7. Privacy is sacred. Don’t assume people want to hang out and spend time with you as much as they would back home. Interacting with strangers is something many Finnish people dread, and forcing social interaction is a mortal sin. Being introvert is not a personality trait but a life philosophy.

8. People are honest. This doesn’t mean they are rude but there is not as much superficial cheerfulness and approachability as in other countries. I personally like this, I may still struggle with boundaries (like physical contact, even though I think my friends secretly like being hugged) but I truly appreciate how refreshingly honest Finnish people can be.

9. Sauna is sacred. This means that being invited to sauna is a big deal, that you respect all the rules and don’t act disrespectfully (I am looking at you exchange students) and you don’t make a fuss over nudity. Being in sauna is a spiritual experience and often the place for open discussion, meditation, sharing and family bonding. If you are interested in learning more I recommend this beautiful documentary about Finnish men in sauna.

10. Finland is the best country for vintage lovers: there are an insane number of flea markets, second-hand shops, vintage boutiques and so on. Buying second-hand is completely normal and I definitely recommend it. You can find some amazing deals and since shopping is so expensive I suggest to always check your local second-hand shop before buying anything brand new. Moreover, many buildings have also their own recycling room where you can get things for free and also leave objects you don’t need anymore for your fellow neighbours.

11. During the summer months people disappear in their summer cottages and reaching them can be impossible. In my University, talking to a Professor from June to September is more difficult than finding fresh ricotta.

12. The cabin experience is valid only if there is no water or electricity, you have to break ice with an axe to get water, warm the cabin by fire and basically work all day to avoid freezing during the night. (Do you have any idea how long does it take for a cabin to warm up in -30?)
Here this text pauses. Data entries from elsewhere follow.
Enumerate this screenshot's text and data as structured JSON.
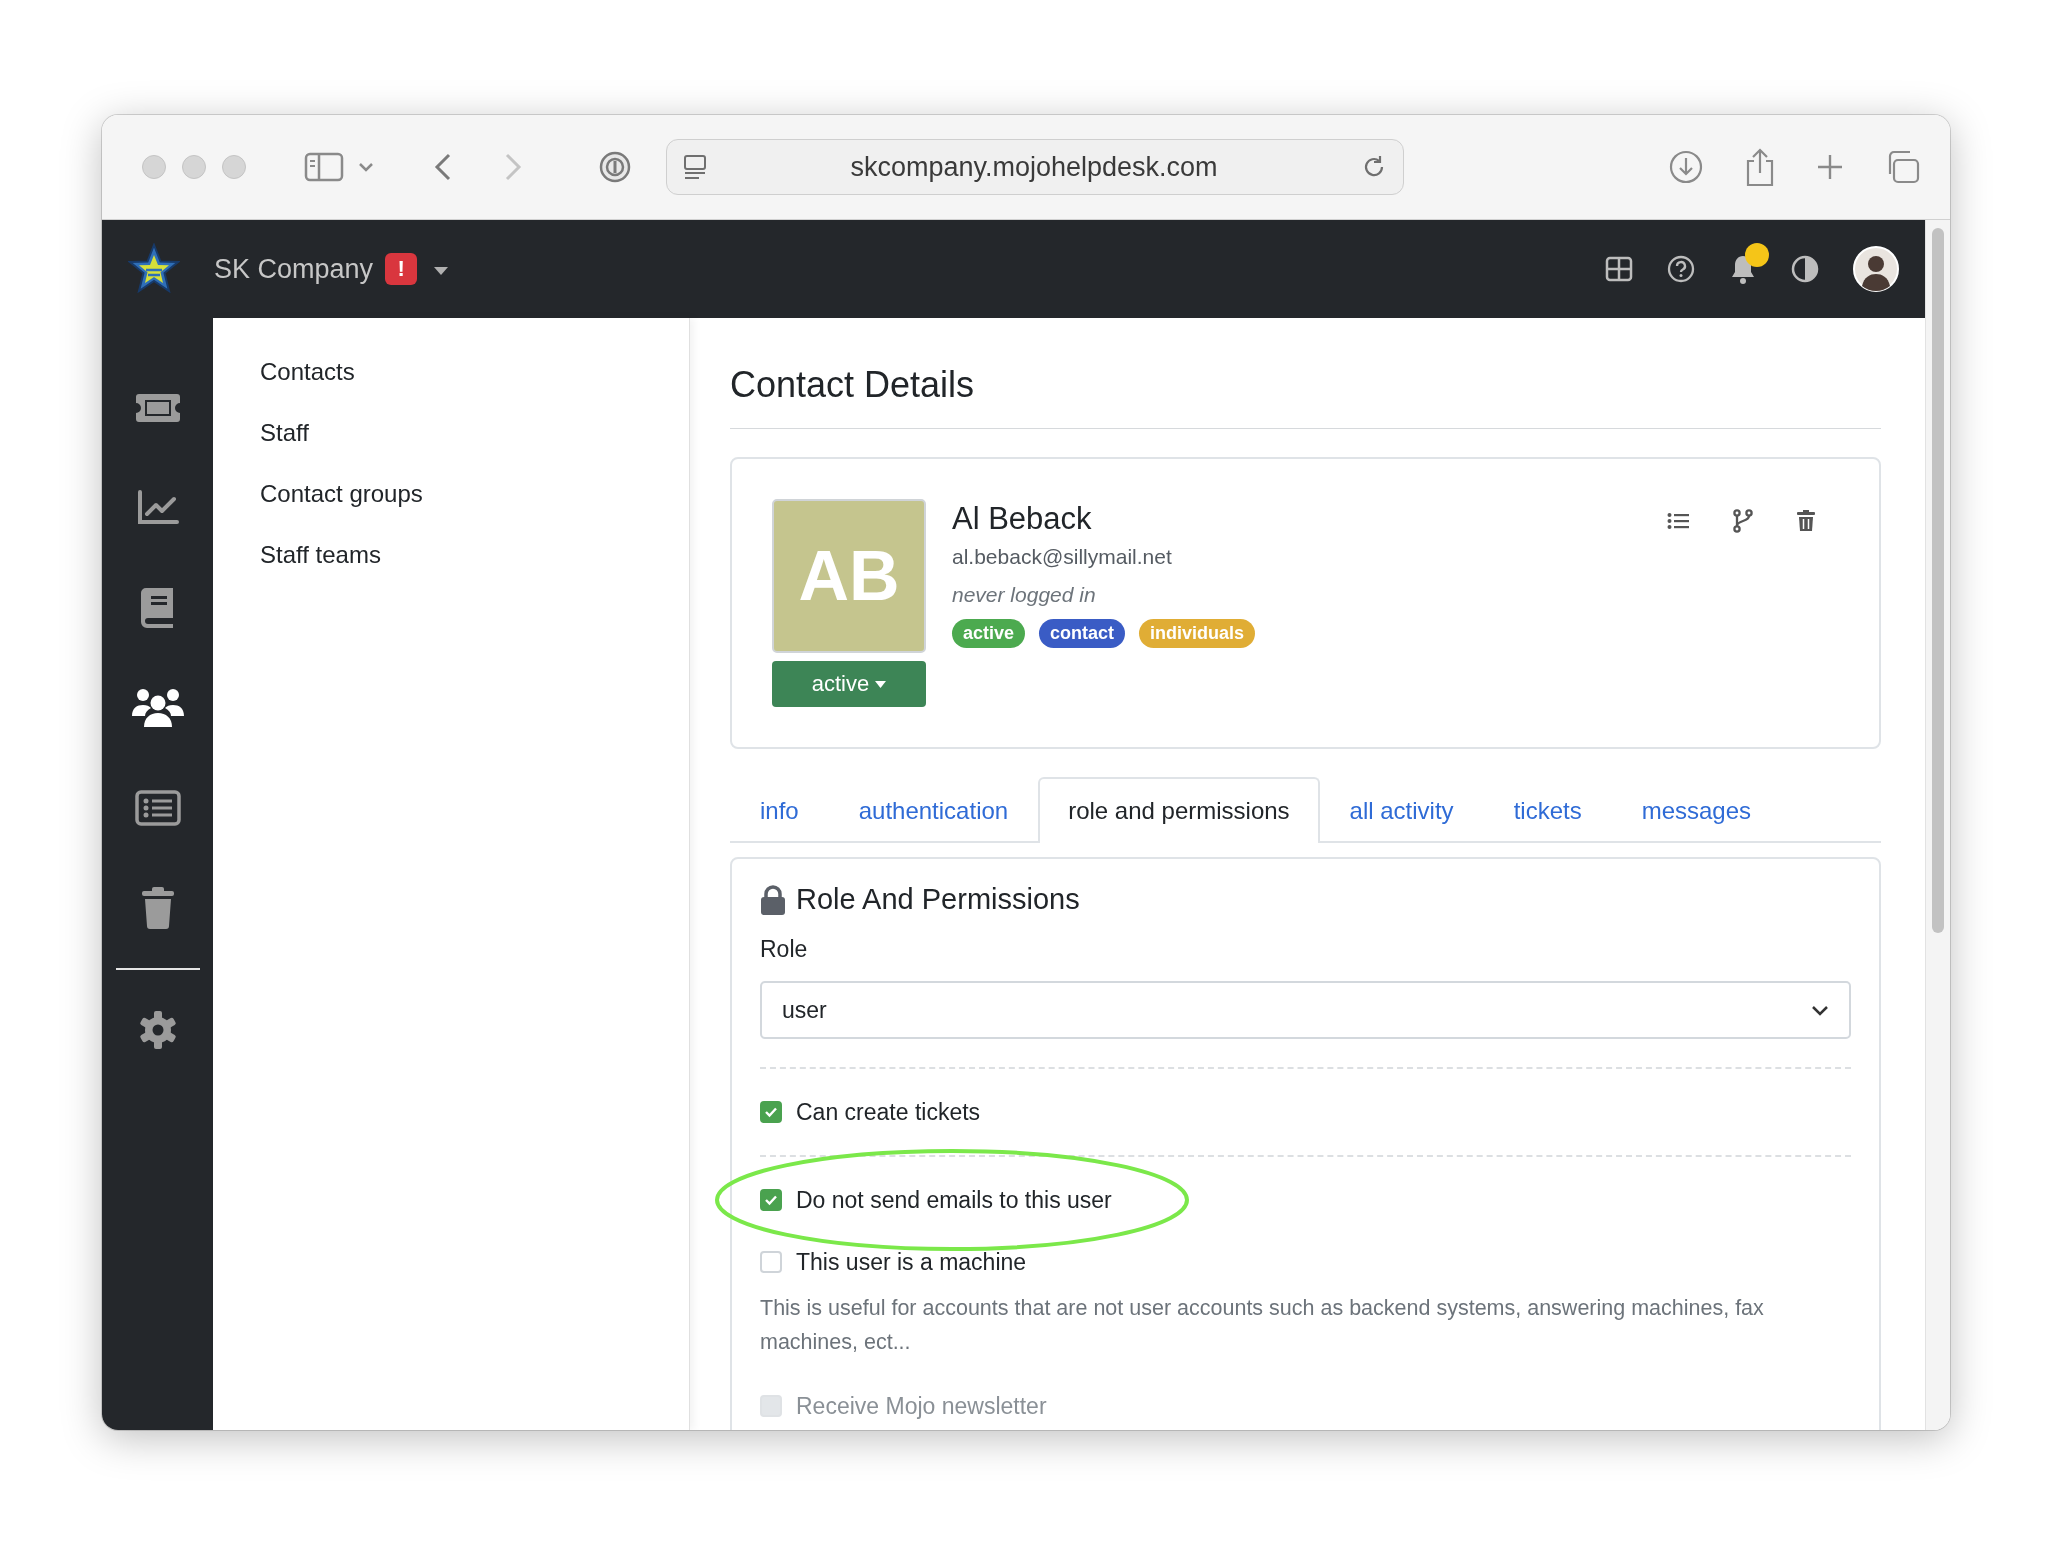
{
  "browser": {
    "url": "skcompany.mojohelpdesk.com"
  },
  "header": {
    "company": "SK Company",
    "alert_badge": "!",
    "notification_dot": true
  },
  "rail": [
    {
      "kind": "tickets",
      "selected": false
    },
    {
      "kind": "chart",
      "selected": false
    },
    {
      "kind": "book",
      "selected": false
    },
    {
      "kind": "people",
      "selected": true
    },
    {
      "kind": "list",
      "selected": false
    },
    {
      "kind": "trash",
      "selected": false
    },
    {
      "kind": "settings",
      "selected": false
    }
  ],
  "submenu": [
    "Contacts",
    "Staff",
    "Contact groups",
    "Staff teams"
  ],
  "page_title": "Contact Details",
  "contact": {
    "initials": "AB",
    "name": "Al Beback",
    "email": "al.beback@sillymail.net",
    "last_login": "never logged in",
    "status_button": "active",
    "tags": [
      {
        "label": "active",
        "color": "#4caa4f"
      },
      {
        "label": "contact",
        "color": "#3a5cc5"
      },
      {
        "label": "individuals",
        "color": "#e0ad35"
      }
    ]
  },
  "tabs": [
    {
      "label": "info",
      "selected": false
    },
    {
      "label": "authentication",
      "selected": false
    },
    {
      "label": "role and permissions",
      "selected": true
    },
    {
      "label": "all activity",
      "selected": false
    },
    {
      "label": "tickets",
      "selected": false
    },
    {
      "label": "messages",
      "selected": false
    }
  ],
  "section": {
    "title": "Role And Permissions",
    "role_label": "Role",
    "role_value": "user",
    "permissions": [
      {
        "label": "Can create tickets",
        "checked": true,
        "disabled": false,
        "divider_after": true
      },
      {
        "label": "Do not send emails to this user",
        "checked": true,
        "disabled": false,
        "highlighted": true,
        "divider_after": false
      },
      {
        "label": "This user is a machine",
        "checked": false,
        "disabled": false,
        "divider_after": false,
        "description": "This is useful for accounts that are not user accounts such as backend systems, answering machines, fax machines, ect..."
      },
      {
        "label": "Receive Mojo newsletter",
        "checked": false,
        "disabled": true,
        "divider_after": false
      }
    ]
  }
}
13. There are lots of reindeers in Lapland and they tend to show up on the road unannounced so drive carefully. Mooses are even more dangerous.

14. You can go pick berries and mushrooms wherever you want. Freedom to roam

15. Hunting and wearing fur are socially acceptable activities. You don’t need to buy brand new fur, though. Citizens are trying to criminalize fur farming and there is plenty of vintage fur.

16. If somebody offers you Mämmi just say no.

17. If a Finn tells you they love you they really mean it and will be ready to jump in the fire for you.

18. Finnish language belongs to the Finno-Ugric languages, which means that unless you come from Estonia or Hungary you will not understand a word. However, it’s a beautiful language and it’s worth trying to learn it.

19. Finnish people have sisu: a mix of determination, perseverance and facing adversities that is roughly translated in English as “having guts”. The Winter War is a great example of sisu, but surviving winter is not a bad achievement either.

20. Supposedly, there are four seasons in Finland. I have only seen three: fall, winter and summer, and I think spring is meant to be those two weeks between the ice melting on the roads and the explosion of summer.

21. Don’t assume Finland is like other Nordic countries, because it isn’t.